“This effort is being called by its proponents ‘Net neutrality,'” Glickman continued. “It’s a clever name. But at the end of the day, there’s nothing neutral about this for our customers or for our ability to make great movies in the future.

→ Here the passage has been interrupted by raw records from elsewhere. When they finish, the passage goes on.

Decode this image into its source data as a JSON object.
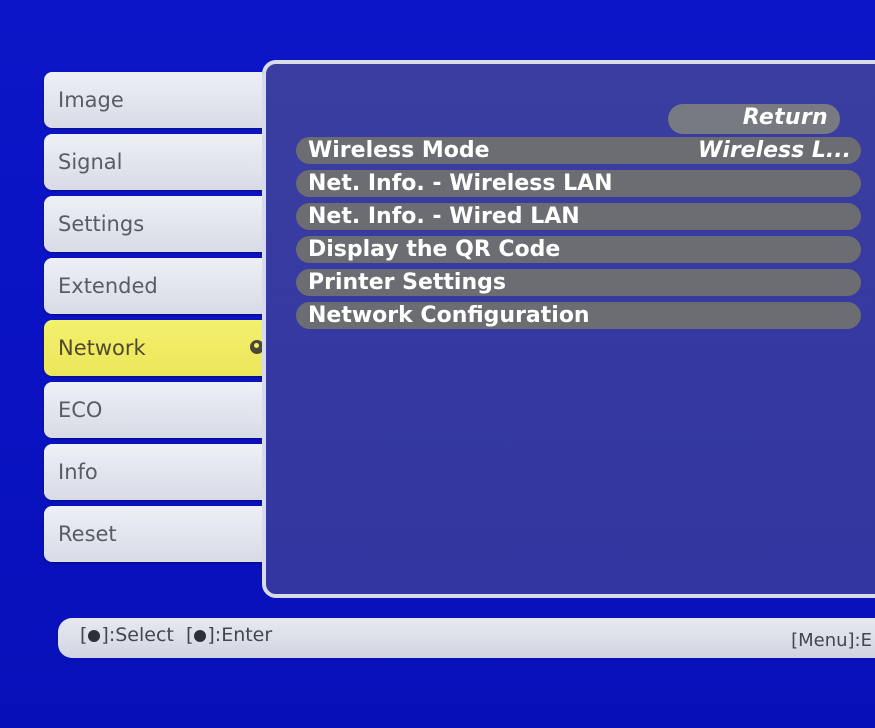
{
  "tabs": [
    {
      "label": "Image",
      "active": false
    },
    {
      "label": "Signal",
      "active": false
    },
    {
      "label": "Settings",
      "active": false
    },
    {
      "label": "Extended",
      "active": false
    },
    {
      "label": "Network",
      "active": true
    },
    {
      "label": "ECO",
      "active": false
    },
    {
      "label": "Info",
      "active": false
    },
    {
      "label": "Reset",
      "active": false
    }
  ],
  "panel": {
    "return_label": "Return",
    "items": [
      {
        "label": "Wireless Mode",
        "value": "Wireless L..."
      },
      {
        "label": "Net. Info. - Wireless LAN",
        "value": ""
      },
      {
        "label": "Net. Info. - Wired LAN",
        "value": ""
      },
      {
        "label": "Display the QR Code",
        "value": ""
      },
      {
        "label": "Printer Settings",
        "value": ""
      },
      {
        "label": "Network Configuration",
        "value": ""
      }
    ]
  },
  "help": {
    "select_prefix": "[",
    "select_suffix": "]:Select",
    "enter_prefix": "[",
    "enter_suffix": "]:Enter",
    "menu_text": "[Menu]:E"
  },
  "icons": {
    "select_icon": "updown-arrow-icon",
    "enter_icon": "enter-icon",
    "tab_enter_icon": "enter-icon"
  },
  "colors": {
    "background": "#0a12c2",
    "panel": "#3538a1",
    "active_tab": "#ece65a",
    "tab": "#e0e3ec",
    "item_pill": "#6b6d73"
  }
}
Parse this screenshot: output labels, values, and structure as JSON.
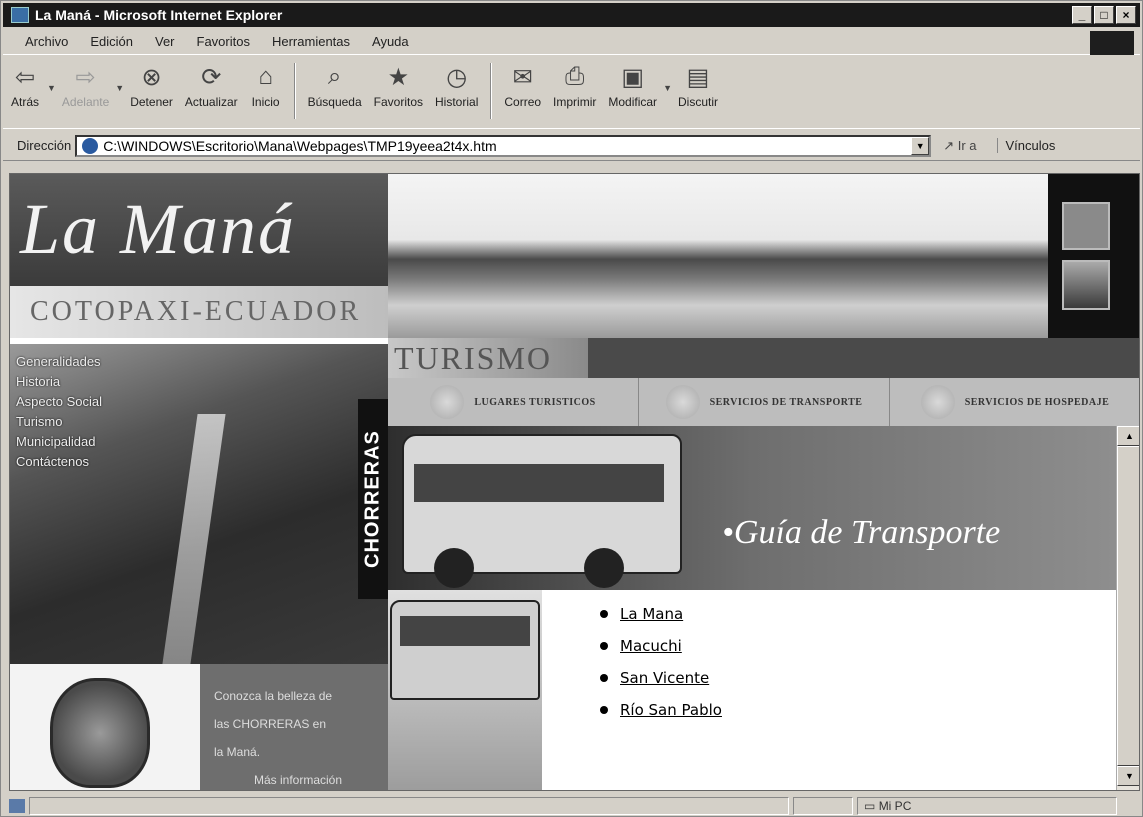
{
  "window": {
    "title": "La Maná - Microsoft Internet Explorer",
    "controls": [
      "_",
      "□",
      "×"
    ]
  },
  "menu": [
    "Archivo",
    "Edición",
    "Ver",
    "Favoritos",
    "Herramientas",
    "Ayuda"
  ],
  "toolbar": {
    "buttons": [
      {
        "label": "Atrás",
        "icon": "back-arrow-icon"
      },
      {
        "label": "Adelante",
        "icon": "forward-arrow-icon"
      },
      {
        "label": "Detener",
        "icon": "stop-icon"
      },
      {
        "label": "Actualizar",
        "icon": "refresh-icon"
      },
      {
        "label": "Inicio",
        "icon": "home-icon"
      },
      {
        "label": "Búsqueda",
        "icon": "search-icon"
      },
      {
        "label": "Favoritos",
        "icon": "favorites-icon"
      },
      {
        "label": "Historial",
        "icon": "history-icon"
      },
      {
        "label": "Correo",
        "icon": "mail-icon"
      },
      {
        "label": "Imprimir",
        "icon": "print-icon"
      },
      {
        "label": "Modificar",
        "icon": "edit-icon"
      },
      {
        "label": "Discutir",
        "icon": "discuss-icon"
      }
    ]
  },
  "address": {
    "label": "Dirección",
    "url": "C:\\WINDOWS\\Escritorio\\Mana\\Webpages\\TMP19yeea2t4x.htm",
    "go_label": "Ir a",
    "links_label": "Vínculos"
  },
  "site": {
    "logo": "La Maná",
    "subtitle": "COTOPAXI-ECUADOR",
    "nav": [
      "Generalidades",
      "Historia",
      "Aspecto Social",
      "Turismo",
      "Municipalidad",
      "Contáctenos"
    ],
    "side_banner": "CHORRERAS",
    "section": "TURISMO",
    "tabs": [
      "LUGARES TURISTICOS",
      "SERVICIOS DE TRANSPORTE",
      "SERVICIOS DE HOSPEDAJE"
    ],
    "guide_title": "•Guía de Transporte",
    "promo": [
      "Conozca la belleza de",
      "las CHORRERAS en",
      "la Maná.",
      "Más información"
    ],
    "routes": [
      "La Mana",
      "Macuchi",
      "San Vicente",
      "Río San Pablo"
    ]
  },
  "status": {
    "zone": "Mi PC"
  }
}
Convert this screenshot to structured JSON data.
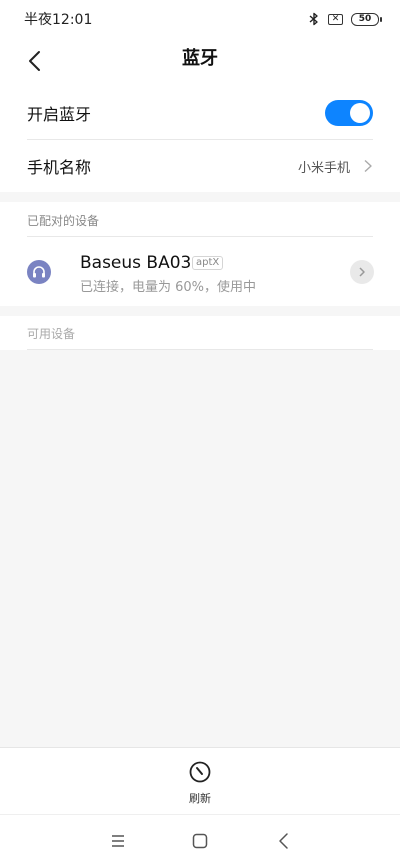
{
  "status_bar": {
    "time": "半夜12:01",
    "bluetooth_icon": "bluetooth-icon",
    "sim_icon": "no-sim-icon",
    "battery_level": "50"
  },
  "header": {
    "title": "蓝牙",
    "back_icon": "chevron-left-icon"
  },
  "settings": {
    "bluetooth_toggle": {
      "label": "开启蓝牙",
      "enabled": true
    },
    "device_name": {
      "label": "手机名称",
      "value": "小米手机"
    }
  },
  "paired_section": {
    "title": "已配对的设备",
    "devices": [
      {
        "name": "Baseus BA03",
        "badge": "aptX",
        "status": "已连接，电量为 60%，使用中",
        "icon": "headset-icon"
      }
    ]
  },
  "available_section": {
    "title": "可用设备"
  },
  "bottom_action": {
    "label": "刷新",
    "icon": "refresh-icon"
  },
  "nav_bar": {
    "icons": [
      "menu-icon",
      "home-icon",
      "back-icon"
    ]
  },
  "colors": {
    "accent": "#0d84ff",
    "device_icon": "#7a83c2"
  }
}
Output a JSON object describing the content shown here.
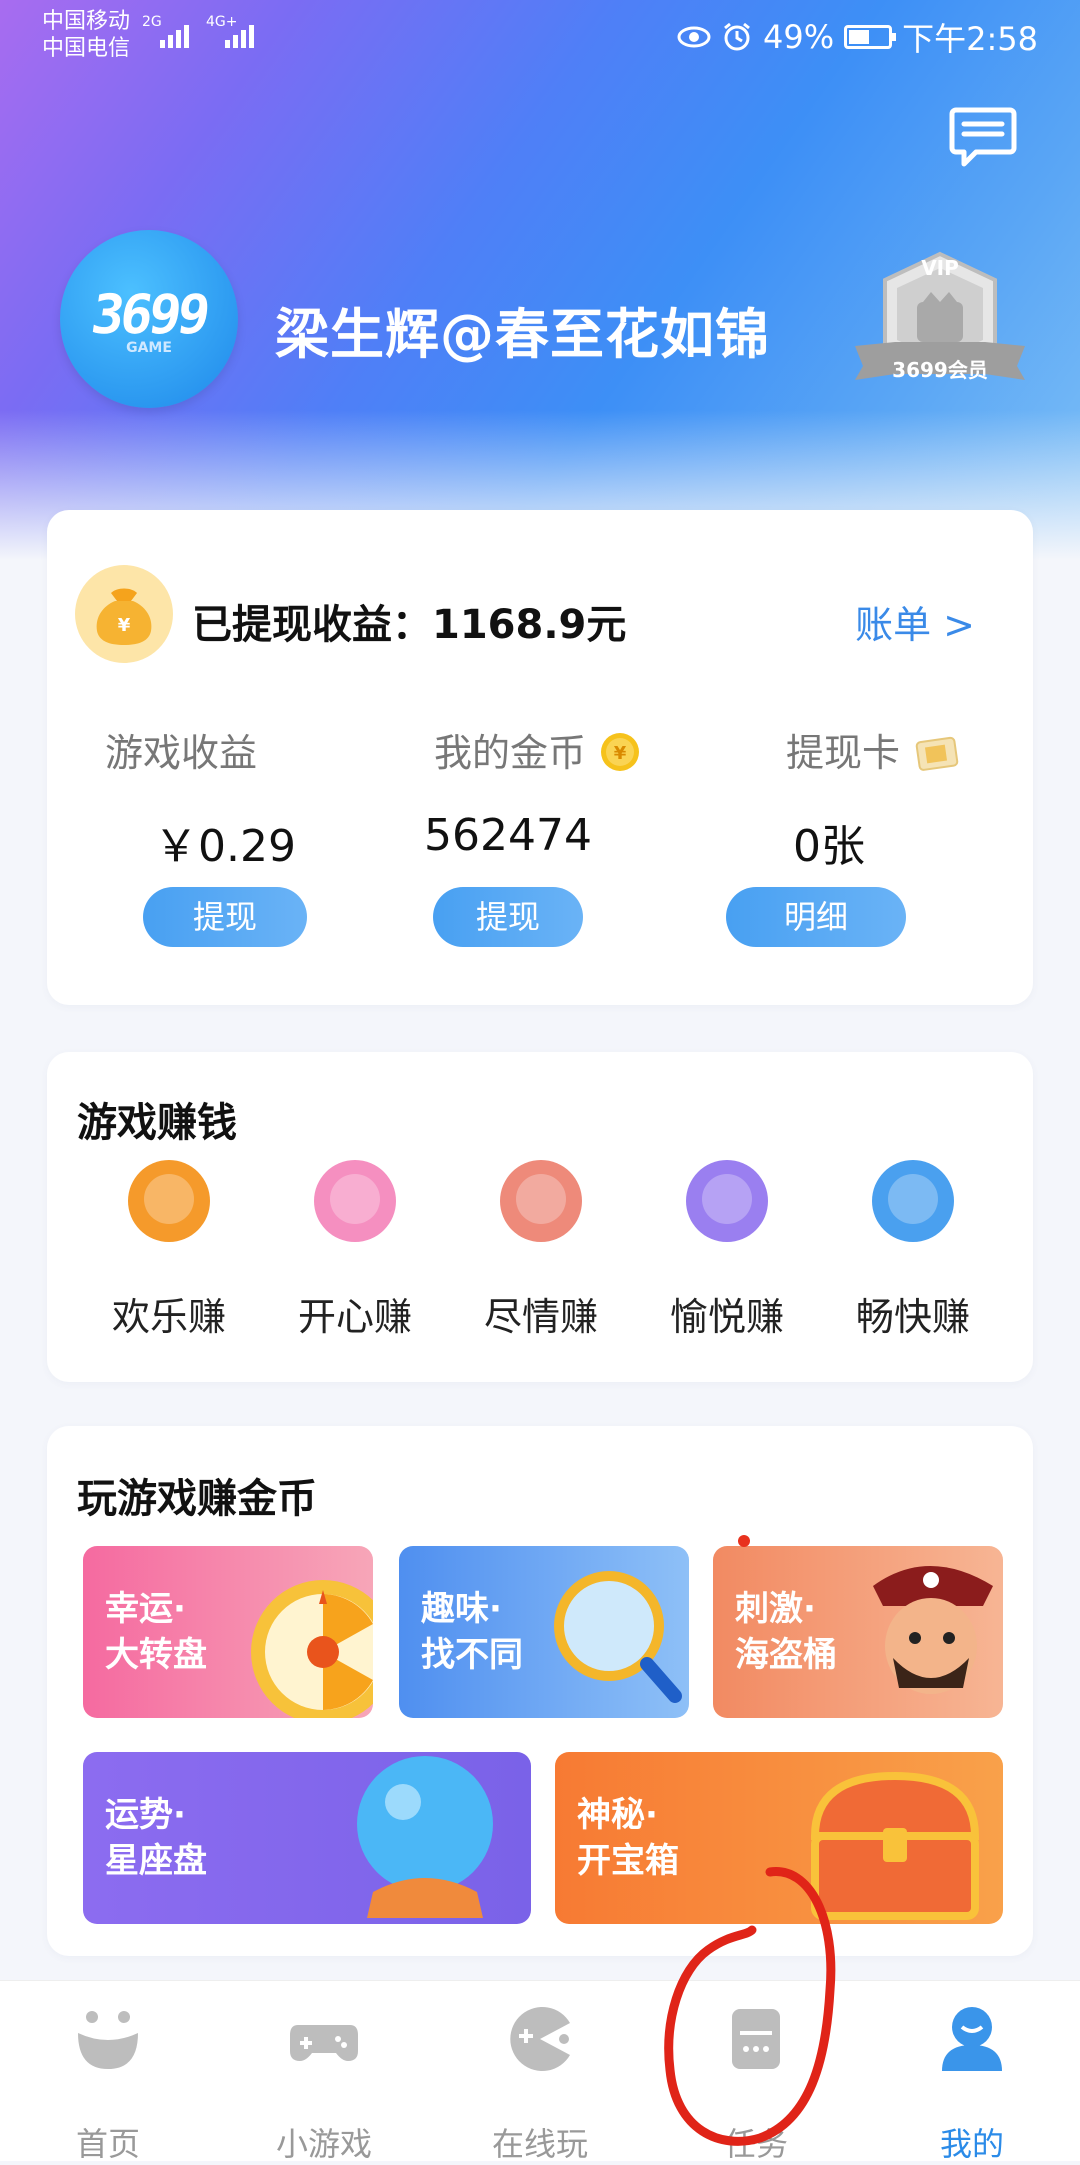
{
  "status_bar": {
    "carrier1": "中国移动",
    "carrier2": "中国电信",
    "net1": "2G",
    "net2": "4G+",
    "battery": "49%",
    "time": "下午2:58"
  },
  "header": {
    "avatar_text": "3699",
    "avatar_sub": "GAME",
    "username": "梁生辉@春至花如锦",
    "vip_top": "VIP",
    "vip_bottom": "3699会员"
  },
  "earnings": {
    "title": "已提现收益：1168.9元",
    "bill_link": "账单 >",
    "columns": [
      {
        "label": "游戏收益",
        "value": "￥0.29",
        "button": "提现"
      },
      {
        "label": "我的金币",
        "value": "562474",
        "button": "提现"
      },
      {
        "label": "提现卡",
        "value": "0张",
        "button": "明细"
      }
    ]
  },
  "games_section": {
    "title": "游戏赚钱",
    "items": [
      {
        "label": "欢乐赚",
        "color": "#f59a2b"
      },
      {
        "label": "开心赚",
        "color": "#f58fc0"
      },
      {
        "label": "尽情赚",
        "color": "#ee8a7a"
      },
      {
        "label": "愉悦赚",
        "color": "#9a7ff0"
      },
      {
        "label": "畅快赚",
        "color": "#4aa0ef"
      }
    ]
  },
  "coins_section": {
    "title": "玩游戏赚金币",
    "tiles": [
      {
        "line1": "幸运·",
        "line2": "大转盘"
      },
      {
        "line1": "趣味·",
        "line2": "找不同"
      },
      {
        "line1": "刺激·",
        "line2": "海盗桶"
      },
      {
        "line1": "运势·",
        "line2": "星座盘"
      },
      {
        "line1": "神秘·",
        "line2": "开宝箱"
      }
    ]
  },
  "bottom_nav": {
    "items": [
      {
        "label": "首页",
        "active": false
      },
      {
        "label": "小游戏",
        "active": false
      },
      {
        "label": "在线玩",
        "active": false
      },
      {
        "label": "任务",
        "active": false
      },
      {
        "label": "我的",
        "active": true
      }
    ]
  },
  "colors": {
    "accent": "#2b8be8",
    "annotation": "#e02418"
  }
}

Government regulation of the Internet would impede our ability to respond to consumers in innovative ways, and it would impair the ability of broadband providers to address the serious and rampant piracy problems occurring over their networks today … Government regulation of the Internet would be a terrible reversal of American innovation policy.”
Meanwhile, in D.C., Carnes told the House Antipiracy Task Force, a subcommittee of the House Judiciary Committee, that “regulations restricting the ability of ISPs to manage their networks would discourage the development of (new antipiracy) technologies and would eliminate the last bit of hope that songwriters have to survive the digital onslaught.”
But Kulash spoke of ISP “bottlenecks,” comparing them to “gatekeepers,” he said, that existed in the pre-Internet music recording and broadcast radio industries, deciding which artists and songs would be heard.
“Our success couldn’t have happened in the pay-to-play music industry of 10 years ago, or in a world without an open, unbiased and unfettered Internet,” Kulash said.